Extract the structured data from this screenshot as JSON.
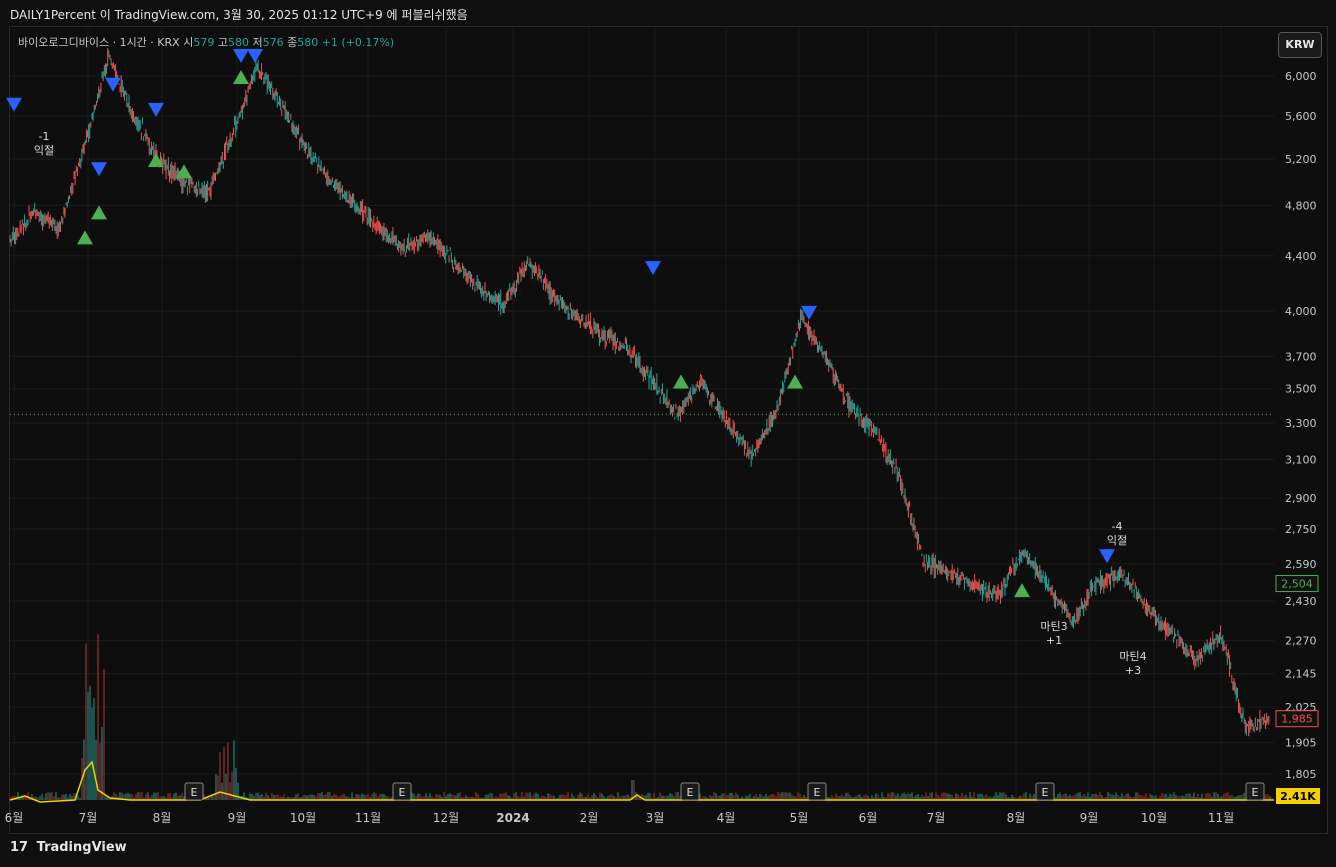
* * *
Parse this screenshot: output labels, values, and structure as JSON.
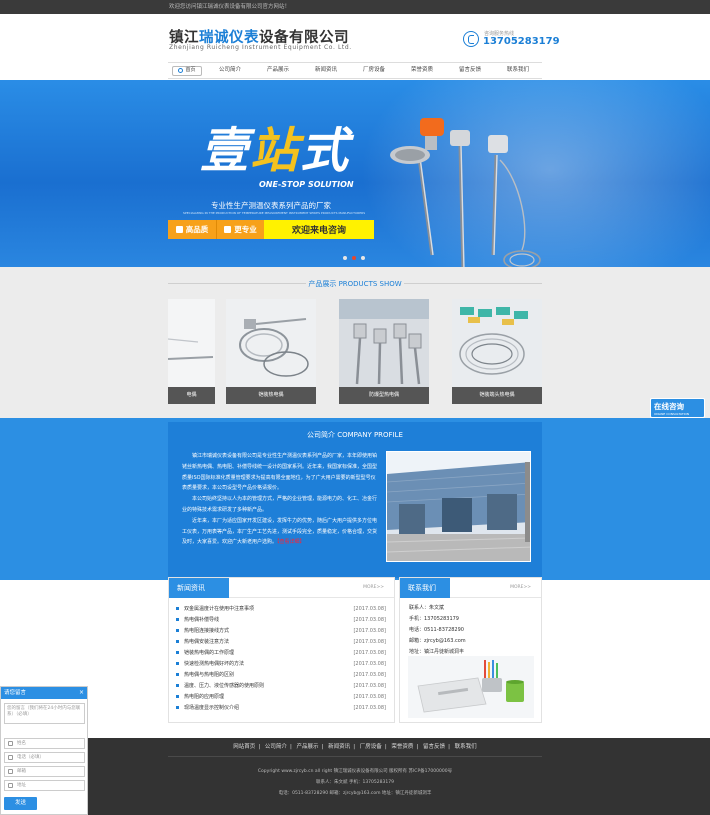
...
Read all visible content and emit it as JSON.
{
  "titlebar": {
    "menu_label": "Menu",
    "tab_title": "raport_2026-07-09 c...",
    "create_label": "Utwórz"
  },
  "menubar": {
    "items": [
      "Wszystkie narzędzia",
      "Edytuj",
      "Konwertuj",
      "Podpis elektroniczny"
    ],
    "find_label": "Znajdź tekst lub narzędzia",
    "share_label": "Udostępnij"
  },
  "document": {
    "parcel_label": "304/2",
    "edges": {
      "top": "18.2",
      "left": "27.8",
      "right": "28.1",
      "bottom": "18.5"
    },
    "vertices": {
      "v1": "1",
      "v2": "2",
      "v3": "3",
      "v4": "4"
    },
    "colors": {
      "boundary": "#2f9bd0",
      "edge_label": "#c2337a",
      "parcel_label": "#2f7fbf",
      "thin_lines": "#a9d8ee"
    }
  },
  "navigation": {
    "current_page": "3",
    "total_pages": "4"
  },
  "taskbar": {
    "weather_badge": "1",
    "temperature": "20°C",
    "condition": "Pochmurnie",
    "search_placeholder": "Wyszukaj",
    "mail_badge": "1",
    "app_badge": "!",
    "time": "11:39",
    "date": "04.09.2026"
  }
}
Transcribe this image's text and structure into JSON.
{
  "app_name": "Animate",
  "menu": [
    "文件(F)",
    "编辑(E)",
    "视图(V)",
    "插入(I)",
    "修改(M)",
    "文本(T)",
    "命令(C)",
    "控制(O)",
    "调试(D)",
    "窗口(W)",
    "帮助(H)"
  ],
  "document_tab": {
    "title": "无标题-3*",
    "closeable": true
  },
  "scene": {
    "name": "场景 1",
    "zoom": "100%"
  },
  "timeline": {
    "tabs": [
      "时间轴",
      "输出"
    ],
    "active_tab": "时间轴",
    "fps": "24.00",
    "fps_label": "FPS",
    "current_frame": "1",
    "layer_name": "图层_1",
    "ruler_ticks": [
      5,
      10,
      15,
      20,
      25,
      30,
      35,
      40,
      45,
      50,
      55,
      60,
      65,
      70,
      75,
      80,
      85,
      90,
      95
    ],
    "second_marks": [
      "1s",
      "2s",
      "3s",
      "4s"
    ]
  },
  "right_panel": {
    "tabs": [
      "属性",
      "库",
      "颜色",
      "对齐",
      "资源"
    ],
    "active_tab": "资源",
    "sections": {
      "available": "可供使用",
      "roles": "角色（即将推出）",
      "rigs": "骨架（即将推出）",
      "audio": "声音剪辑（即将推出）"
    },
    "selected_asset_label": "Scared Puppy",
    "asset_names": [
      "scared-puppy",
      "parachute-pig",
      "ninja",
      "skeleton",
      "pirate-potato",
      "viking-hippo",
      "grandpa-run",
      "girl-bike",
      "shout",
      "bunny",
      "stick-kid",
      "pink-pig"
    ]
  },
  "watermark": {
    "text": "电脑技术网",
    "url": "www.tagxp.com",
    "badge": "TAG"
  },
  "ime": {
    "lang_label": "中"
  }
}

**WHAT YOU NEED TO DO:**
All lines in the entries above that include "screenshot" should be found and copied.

**WRITTEN RESPONSE:**
Extract the structured data from this screenshot as JSON.
Parse this screenshot: output labels, values, and structure as JSON.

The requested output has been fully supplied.